Input data:

⁂

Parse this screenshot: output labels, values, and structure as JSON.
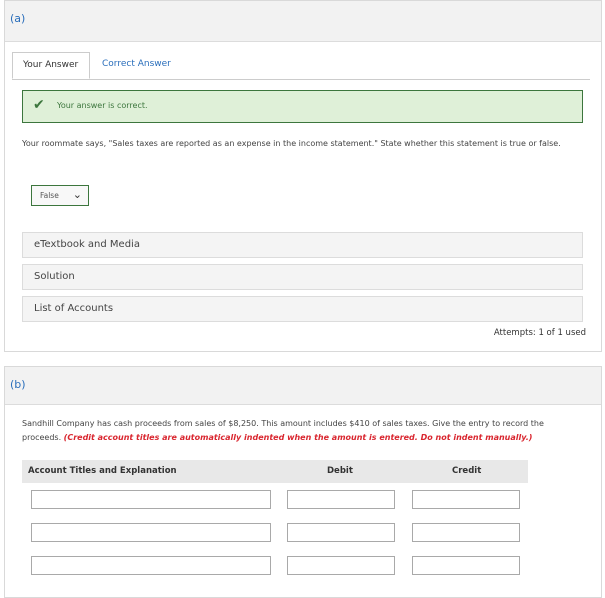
{
  "part_a": {
    "label": "(a)",
    "tabs": [
      "Your Answer",
      "Correct Answer"
    ],
    "feedback": "Your answer is correct.",
    "question": "Your roommate says, \"Sales taxes are reported as an expense in the income statement.\" State whether this statement is true or false.",
    "answer_value": "False",
    "resources": [
      "eTextbook and Media",
      "Solution",
      "List of Accounts"
    ],
    "attempts": "Attempts: 1 of 1 used"
  },
  "part_b": {
    "label": "(b)",
    "question": "Sandhill Company has cash proceeds from sales of $8,250. This amount includes $410 of sales taxes. Give the entry to record the proceeds.",
    "instruction": "(Credit account titles are automatically indented when the amount is entered. Do not indent manually.)",
    "columns": [
      "Account Titles and Explanation",
      "Debit",
      "Credit"
    ]
  },
  "icons": {
    "feedback": "check-icon",
    "select": "chevron-down-icon"
  },
  "colors": {
    "link": "#2a6ebb",
    "success": "#3c763d",
    "success_bg": "#dff0d8",
    "instruction": "#d9262f"
  }
}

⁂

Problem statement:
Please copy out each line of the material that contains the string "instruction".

Exercise output:
    "instruction": "(Credit account titles are automatically indented when the amount is entered. Do not indent manually.)",
    "instruction": "#d9262f"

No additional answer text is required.